That feeling for politics, that idea that language must be a subject of strife, is often attributed to the fact that Flemings have fought for their language for so long, whereas it has been a matter of fact for the Dutch since the Golden Age. I do not want to detract from that, but I think there is something else at play in the background. The Flemish idea of what exactly language is, is thoroughly French.
In France, too, as in Flanders and unlike in the Netherlands, the language is a political object, although of course, the position of French has never been in question, as it were, since Vercingetorix. More than that, the French-speaking world has for centuries had an enormous influence on other languages – including in the Netherlands. Only the Dutch have never completely adopted the culture that goes with it, as the Flemish have, the idea that language is a form of culture rather than a form of nature – something you can create and something you can aspire to rather than something you have by nature.
In the Netherlands, the dominant idea about Dutch is “this is my language”. The way I speak is Dutch. Admittedly, I might perhaps make mistakes, and in other parts of the Netherlands people may speak differently, but in the end, my way of speaking is still Dutch.
This attitude, so different from the Flemish, which overwhelmingly places Dutch outside itself – in Platonic heaven perhaps, as something to aim for but never achieve – explains why the Dutch seldom compliment other Dutch people on their beautiful Dutch. To start with, hardly anyone aspires to beautiful Dutch, the whole idea of “beautiful Dutch” falls outside the mainstream language ideology.
It also explains, at least partly, the Dutch tendency not to understand Flemish people. Almost all my Flemish friends, some of whom reach the highest pinnacles in the pursuit of standard language, are familiar with the experience of suddenly being addressed in English in a Dutch shop. They have a different – a foreign – accent.
Conversely, it explains the frustration that Flemings often feel and sometimes express about the Dutch – those of whom it has been said for decades that they were the norm, but who care so little about that norm.
Uniting these different ways of looking at language is an almost impossible task. If you see language as a cultural product, you make very different, and sometimes opposing, demands than if you consider language primarily as a tool. Moreover, you also have a different attitude towards the way you should deal with multicentricity or other variations within the norm. Dutch people see multicentricity mainly as an affirmation of differences and the Language Union – insofar as they take any interest in it at all – as a way of distributing subsidies. A Fleming sees in it a painful violation of an ideal or an attempt to save that ideal as best they can.

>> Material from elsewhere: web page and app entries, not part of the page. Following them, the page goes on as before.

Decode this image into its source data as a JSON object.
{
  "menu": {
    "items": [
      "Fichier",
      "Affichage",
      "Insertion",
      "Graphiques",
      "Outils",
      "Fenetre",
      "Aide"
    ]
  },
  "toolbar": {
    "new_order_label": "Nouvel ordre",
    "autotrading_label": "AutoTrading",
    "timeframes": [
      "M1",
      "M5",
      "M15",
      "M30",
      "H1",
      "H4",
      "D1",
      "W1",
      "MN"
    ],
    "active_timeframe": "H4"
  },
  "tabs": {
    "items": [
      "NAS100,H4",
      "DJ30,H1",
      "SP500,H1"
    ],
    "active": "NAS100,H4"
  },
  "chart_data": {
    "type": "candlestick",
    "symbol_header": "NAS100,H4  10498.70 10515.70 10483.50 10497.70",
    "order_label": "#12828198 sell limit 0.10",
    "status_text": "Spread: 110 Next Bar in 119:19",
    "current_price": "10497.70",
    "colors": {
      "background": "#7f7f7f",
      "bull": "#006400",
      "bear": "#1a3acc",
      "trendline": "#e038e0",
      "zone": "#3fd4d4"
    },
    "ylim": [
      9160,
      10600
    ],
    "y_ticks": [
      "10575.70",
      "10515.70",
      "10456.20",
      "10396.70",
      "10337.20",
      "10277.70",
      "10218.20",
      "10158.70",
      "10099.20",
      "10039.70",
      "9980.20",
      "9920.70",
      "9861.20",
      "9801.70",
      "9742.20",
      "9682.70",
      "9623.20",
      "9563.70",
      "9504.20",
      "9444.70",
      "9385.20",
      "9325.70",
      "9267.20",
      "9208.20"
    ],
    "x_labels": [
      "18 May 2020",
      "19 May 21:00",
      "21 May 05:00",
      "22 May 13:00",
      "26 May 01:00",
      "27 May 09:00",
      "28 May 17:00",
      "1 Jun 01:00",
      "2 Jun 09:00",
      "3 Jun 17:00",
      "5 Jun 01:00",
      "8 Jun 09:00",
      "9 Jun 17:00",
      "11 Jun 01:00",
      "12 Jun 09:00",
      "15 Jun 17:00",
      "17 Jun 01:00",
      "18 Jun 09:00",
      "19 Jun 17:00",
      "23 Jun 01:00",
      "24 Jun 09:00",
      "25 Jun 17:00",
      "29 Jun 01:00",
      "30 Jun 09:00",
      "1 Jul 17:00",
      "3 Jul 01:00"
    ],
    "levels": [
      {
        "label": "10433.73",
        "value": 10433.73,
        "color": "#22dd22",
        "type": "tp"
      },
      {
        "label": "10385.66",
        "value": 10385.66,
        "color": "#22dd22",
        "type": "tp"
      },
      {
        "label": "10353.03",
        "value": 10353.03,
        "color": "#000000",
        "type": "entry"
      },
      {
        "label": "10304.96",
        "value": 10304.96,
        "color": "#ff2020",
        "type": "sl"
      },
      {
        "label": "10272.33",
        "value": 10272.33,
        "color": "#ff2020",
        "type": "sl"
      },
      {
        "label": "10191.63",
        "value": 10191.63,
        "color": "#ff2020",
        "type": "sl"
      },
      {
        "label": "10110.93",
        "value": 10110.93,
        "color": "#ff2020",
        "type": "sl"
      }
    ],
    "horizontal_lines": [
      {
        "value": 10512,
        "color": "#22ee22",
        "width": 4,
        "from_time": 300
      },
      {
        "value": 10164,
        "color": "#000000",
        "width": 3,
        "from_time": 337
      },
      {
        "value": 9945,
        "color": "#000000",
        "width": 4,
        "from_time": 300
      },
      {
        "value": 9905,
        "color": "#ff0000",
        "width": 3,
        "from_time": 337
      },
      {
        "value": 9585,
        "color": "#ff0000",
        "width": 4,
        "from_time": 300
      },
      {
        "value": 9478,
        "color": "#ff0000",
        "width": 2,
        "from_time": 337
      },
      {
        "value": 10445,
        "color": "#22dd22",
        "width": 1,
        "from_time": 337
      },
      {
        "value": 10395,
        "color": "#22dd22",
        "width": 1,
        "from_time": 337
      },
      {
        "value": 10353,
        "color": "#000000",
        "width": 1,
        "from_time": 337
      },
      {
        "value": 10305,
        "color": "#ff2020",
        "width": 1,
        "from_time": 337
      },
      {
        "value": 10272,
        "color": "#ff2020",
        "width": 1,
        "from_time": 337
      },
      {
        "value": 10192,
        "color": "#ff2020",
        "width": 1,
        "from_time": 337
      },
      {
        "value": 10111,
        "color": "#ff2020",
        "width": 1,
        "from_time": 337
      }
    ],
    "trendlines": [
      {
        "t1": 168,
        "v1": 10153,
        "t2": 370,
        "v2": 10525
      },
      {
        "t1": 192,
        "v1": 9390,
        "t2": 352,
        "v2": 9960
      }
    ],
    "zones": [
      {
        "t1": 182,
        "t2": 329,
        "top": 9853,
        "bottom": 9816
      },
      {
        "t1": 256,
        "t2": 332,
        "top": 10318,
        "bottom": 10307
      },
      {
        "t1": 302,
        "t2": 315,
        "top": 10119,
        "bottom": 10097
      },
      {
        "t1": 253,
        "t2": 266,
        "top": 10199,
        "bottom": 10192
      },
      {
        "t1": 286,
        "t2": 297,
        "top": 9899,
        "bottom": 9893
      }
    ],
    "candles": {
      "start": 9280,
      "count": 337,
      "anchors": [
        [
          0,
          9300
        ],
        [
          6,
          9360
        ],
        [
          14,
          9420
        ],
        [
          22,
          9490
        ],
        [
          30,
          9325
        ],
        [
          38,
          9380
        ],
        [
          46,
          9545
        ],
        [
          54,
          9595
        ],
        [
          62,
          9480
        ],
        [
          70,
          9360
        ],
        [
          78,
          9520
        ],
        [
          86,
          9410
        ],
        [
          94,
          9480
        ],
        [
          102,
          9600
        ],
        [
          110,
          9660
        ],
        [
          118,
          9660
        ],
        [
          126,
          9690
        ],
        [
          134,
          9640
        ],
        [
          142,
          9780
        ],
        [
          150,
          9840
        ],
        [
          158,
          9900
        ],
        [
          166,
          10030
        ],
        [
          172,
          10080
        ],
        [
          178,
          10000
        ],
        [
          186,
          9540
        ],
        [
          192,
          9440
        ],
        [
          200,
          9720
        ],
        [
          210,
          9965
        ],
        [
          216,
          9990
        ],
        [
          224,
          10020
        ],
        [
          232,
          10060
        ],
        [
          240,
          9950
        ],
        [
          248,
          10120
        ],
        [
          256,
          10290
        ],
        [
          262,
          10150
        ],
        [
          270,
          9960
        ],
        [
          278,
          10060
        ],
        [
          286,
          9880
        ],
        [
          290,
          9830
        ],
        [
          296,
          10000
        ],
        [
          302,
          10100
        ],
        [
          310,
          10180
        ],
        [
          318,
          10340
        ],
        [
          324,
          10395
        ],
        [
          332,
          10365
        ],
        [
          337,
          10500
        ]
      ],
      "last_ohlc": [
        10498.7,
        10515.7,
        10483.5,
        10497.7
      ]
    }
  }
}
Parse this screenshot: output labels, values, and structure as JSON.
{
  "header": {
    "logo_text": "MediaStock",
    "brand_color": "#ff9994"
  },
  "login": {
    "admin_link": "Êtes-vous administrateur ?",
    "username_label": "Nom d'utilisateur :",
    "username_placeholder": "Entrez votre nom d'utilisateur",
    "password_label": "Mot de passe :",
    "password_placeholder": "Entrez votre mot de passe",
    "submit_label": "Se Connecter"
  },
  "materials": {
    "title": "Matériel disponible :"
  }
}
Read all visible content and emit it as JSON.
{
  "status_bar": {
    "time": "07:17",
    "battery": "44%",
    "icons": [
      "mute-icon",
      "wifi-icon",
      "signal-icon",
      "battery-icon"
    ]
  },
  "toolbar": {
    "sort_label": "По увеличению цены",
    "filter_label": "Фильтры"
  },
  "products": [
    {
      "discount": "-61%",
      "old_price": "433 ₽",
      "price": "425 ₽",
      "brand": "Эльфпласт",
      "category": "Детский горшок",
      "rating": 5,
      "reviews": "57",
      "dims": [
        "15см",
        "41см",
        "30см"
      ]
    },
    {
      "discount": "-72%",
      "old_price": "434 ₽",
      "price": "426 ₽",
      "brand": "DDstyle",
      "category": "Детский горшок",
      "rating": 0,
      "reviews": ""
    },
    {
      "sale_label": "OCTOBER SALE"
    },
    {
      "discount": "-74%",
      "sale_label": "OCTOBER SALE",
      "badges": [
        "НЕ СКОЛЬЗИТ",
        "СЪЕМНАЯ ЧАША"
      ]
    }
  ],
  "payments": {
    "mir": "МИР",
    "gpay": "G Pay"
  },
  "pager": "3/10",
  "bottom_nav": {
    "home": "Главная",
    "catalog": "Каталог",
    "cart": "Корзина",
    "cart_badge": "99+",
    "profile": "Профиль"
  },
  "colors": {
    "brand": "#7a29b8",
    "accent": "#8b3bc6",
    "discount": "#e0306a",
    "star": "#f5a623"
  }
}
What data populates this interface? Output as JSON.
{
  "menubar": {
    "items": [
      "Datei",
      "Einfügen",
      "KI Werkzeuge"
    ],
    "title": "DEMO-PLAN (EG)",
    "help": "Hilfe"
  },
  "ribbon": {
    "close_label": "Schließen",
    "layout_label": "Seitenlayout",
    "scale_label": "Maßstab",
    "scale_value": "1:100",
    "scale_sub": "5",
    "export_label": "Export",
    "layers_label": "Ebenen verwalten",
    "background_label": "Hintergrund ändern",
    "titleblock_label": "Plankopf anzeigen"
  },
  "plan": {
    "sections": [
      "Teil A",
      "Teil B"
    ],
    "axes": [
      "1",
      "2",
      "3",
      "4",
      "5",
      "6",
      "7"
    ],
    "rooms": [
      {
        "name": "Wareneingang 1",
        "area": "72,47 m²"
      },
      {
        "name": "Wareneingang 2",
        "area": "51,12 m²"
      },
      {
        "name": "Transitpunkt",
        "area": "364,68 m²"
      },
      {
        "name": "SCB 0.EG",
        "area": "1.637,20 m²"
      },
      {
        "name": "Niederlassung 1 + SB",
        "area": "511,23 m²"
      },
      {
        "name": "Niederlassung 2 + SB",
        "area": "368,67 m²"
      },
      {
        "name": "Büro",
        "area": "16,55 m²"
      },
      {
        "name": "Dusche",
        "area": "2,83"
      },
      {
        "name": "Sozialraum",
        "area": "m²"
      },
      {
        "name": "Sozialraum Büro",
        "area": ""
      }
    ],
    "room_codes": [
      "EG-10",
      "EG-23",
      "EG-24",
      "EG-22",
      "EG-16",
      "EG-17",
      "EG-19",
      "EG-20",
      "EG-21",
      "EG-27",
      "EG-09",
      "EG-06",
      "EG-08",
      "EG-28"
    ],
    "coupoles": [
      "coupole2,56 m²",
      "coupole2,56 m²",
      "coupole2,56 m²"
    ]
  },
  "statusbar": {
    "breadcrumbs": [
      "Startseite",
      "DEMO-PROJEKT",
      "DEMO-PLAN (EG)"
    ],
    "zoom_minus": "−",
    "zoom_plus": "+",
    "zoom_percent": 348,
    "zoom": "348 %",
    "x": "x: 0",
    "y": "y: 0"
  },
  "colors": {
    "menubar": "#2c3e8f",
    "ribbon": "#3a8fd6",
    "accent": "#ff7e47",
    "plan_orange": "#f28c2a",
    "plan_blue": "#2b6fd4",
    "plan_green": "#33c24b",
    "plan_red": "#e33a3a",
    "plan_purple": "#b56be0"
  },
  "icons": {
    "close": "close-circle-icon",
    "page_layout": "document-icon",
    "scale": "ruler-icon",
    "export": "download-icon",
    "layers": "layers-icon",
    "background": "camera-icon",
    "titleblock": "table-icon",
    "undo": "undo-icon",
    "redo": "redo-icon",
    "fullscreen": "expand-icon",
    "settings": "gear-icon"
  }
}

There is nothing wrong with Dutch being an illusion. Our lives are necessarily based on illusions – auxiliary constructs that make the world easier to understand. But illusions can also disappear again. Once illusions are institutionalised, they can last a bit longer – but not forever. If I am not mistaken, there are more and more cracks in the Language Union. Flemish parliamentarians are increasingly discussing the language in their own parliament rather than only in the Interparliamentary Committee intended for that purpose. Moreover, in late 2022, the Dutch parliament passed a motion to pay one million euros a year to support foreign courses in Dutch language and culture – outside the framework of the Language Union. Meanwhile, the Language Union has existed for forty-three years. I wonder whether it will reach one hundred.